◆ Activity ◆
Find every line in the records below that contains the word "screenshot", and copy each such line.
[Start of Attachment]
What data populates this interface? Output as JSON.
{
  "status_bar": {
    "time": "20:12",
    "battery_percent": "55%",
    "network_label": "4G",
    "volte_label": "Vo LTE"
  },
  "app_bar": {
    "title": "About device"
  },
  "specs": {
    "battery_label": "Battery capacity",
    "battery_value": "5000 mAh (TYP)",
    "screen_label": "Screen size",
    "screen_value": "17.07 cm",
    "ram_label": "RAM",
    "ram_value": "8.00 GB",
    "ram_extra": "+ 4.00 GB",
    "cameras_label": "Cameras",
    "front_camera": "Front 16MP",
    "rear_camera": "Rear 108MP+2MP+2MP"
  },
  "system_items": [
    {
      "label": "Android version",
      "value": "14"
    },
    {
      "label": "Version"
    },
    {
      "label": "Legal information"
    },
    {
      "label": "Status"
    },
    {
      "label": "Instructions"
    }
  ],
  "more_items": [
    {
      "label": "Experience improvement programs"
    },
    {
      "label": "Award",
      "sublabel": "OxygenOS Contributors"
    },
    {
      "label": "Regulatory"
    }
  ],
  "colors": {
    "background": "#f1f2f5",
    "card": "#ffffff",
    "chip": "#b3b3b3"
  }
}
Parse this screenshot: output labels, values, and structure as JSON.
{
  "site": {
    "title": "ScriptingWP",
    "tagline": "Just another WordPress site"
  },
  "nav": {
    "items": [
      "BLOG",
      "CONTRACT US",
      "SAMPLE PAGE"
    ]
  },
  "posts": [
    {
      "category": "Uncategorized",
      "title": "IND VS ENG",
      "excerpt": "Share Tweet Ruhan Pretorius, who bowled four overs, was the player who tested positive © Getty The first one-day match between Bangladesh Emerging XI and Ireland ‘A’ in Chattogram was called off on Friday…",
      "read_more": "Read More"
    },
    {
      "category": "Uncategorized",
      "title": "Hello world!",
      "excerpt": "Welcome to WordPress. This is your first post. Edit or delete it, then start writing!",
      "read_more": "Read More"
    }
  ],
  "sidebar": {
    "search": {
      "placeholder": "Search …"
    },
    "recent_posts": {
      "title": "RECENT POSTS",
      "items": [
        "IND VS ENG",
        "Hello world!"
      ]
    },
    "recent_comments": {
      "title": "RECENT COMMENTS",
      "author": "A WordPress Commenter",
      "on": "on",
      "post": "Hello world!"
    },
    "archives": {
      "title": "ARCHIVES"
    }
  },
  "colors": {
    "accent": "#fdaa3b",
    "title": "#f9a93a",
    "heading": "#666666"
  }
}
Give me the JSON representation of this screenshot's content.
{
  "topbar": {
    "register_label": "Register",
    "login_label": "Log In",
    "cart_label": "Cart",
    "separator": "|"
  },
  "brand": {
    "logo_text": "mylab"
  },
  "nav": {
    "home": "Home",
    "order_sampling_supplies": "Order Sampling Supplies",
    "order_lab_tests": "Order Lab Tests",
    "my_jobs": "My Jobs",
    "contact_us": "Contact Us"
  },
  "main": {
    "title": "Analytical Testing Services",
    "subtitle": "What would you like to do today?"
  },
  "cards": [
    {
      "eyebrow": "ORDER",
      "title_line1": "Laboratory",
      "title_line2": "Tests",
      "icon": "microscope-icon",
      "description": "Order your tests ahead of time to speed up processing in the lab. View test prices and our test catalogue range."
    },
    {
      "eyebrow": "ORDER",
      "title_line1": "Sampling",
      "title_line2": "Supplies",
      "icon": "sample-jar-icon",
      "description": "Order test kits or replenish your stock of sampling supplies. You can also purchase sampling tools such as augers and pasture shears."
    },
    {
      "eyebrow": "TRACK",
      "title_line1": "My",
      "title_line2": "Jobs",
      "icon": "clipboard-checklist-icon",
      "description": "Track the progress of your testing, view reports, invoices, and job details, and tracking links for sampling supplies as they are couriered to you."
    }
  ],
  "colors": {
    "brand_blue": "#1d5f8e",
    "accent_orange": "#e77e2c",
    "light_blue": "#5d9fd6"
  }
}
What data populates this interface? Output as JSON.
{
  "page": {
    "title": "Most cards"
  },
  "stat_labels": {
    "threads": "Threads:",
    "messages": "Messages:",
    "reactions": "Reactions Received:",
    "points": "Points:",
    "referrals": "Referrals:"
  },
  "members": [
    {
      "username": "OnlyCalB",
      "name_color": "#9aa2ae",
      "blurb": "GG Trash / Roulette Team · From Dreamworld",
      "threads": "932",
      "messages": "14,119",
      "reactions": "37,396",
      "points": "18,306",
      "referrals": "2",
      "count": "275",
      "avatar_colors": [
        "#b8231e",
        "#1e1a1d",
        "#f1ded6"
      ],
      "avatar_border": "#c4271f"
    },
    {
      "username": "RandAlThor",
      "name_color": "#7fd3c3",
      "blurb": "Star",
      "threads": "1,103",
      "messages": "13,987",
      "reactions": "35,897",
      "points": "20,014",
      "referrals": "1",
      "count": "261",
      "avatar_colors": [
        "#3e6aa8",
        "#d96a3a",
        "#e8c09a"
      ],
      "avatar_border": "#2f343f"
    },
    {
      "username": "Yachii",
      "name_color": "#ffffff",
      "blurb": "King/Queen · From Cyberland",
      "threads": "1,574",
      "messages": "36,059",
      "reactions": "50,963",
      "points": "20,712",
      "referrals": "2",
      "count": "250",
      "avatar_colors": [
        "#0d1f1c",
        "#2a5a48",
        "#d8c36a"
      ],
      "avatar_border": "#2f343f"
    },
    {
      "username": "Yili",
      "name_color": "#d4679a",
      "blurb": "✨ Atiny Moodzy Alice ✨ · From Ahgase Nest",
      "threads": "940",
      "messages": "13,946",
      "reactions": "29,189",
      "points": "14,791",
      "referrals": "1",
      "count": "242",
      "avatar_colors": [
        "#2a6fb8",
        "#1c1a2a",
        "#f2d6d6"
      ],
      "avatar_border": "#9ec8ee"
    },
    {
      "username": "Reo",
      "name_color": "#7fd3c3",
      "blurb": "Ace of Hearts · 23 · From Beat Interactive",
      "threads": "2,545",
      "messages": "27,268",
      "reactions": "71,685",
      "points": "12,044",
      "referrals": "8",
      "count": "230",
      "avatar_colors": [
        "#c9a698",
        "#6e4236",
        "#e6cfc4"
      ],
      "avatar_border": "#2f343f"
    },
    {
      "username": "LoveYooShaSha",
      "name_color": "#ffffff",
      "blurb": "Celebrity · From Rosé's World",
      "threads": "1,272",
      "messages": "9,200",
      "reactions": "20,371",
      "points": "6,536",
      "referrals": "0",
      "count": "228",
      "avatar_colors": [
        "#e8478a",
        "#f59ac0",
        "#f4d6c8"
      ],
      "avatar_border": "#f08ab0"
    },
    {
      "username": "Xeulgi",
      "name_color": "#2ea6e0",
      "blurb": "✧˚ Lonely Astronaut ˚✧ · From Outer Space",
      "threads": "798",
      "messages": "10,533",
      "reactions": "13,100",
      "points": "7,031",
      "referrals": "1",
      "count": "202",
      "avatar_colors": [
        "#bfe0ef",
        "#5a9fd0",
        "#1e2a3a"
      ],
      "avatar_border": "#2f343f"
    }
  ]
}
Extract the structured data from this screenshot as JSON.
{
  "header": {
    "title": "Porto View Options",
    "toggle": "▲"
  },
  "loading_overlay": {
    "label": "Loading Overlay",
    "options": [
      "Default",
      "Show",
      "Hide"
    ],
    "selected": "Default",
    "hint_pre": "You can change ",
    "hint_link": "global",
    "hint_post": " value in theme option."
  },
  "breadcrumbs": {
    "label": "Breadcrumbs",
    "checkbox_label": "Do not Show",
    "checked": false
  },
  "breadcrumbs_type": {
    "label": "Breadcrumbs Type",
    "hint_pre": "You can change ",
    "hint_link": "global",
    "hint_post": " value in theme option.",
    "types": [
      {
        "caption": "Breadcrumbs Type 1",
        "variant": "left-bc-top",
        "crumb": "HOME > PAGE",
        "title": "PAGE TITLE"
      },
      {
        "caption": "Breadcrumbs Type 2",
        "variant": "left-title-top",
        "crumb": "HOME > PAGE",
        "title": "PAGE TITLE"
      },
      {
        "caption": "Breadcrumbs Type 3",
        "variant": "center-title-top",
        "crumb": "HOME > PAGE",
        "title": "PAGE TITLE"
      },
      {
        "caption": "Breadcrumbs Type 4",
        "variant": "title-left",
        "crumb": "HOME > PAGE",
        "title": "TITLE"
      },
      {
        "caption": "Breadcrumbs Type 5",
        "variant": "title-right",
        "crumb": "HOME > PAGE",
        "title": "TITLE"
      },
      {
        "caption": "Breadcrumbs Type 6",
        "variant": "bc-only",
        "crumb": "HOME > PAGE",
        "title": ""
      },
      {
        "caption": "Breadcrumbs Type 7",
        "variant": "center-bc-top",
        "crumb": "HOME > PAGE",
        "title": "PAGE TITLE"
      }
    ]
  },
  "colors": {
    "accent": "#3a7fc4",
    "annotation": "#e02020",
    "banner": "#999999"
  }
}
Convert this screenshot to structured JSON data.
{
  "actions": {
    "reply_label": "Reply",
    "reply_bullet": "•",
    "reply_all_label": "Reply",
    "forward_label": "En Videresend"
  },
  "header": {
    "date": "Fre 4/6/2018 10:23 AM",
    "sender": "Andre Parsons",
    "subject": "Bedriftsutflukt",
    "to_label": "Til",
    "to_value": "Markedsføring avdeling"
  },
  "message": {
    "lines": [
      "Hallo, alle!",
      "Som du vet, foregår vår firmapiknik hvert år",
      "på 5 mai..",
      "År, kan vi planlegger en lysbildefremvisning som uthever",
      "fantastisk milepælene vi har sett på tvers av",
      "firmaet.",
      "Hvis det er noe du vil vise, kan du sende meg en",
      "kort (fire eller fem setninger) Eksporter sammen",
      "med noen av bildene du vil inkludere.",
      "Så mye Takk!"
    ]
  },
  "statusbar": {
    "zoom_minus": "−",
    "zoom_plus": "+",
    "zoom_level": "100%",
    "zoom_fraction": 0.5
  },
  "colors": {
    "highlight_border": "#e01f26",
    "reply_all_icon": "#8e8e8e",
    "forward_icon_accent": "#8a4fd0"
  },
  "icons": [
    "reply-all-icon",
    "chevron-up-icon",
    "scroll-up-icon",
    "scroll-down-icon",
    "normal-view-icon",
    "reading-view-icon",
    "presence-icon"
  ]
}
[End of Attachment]
◆ Your solution ◆
Parse this screenshot: output labels, values, and structure as JSON.
Give me the JSON representation of this screenshot's content.
Extract the structured data from this screenshot as JSON.
Convert this screenshot to structured JSON data.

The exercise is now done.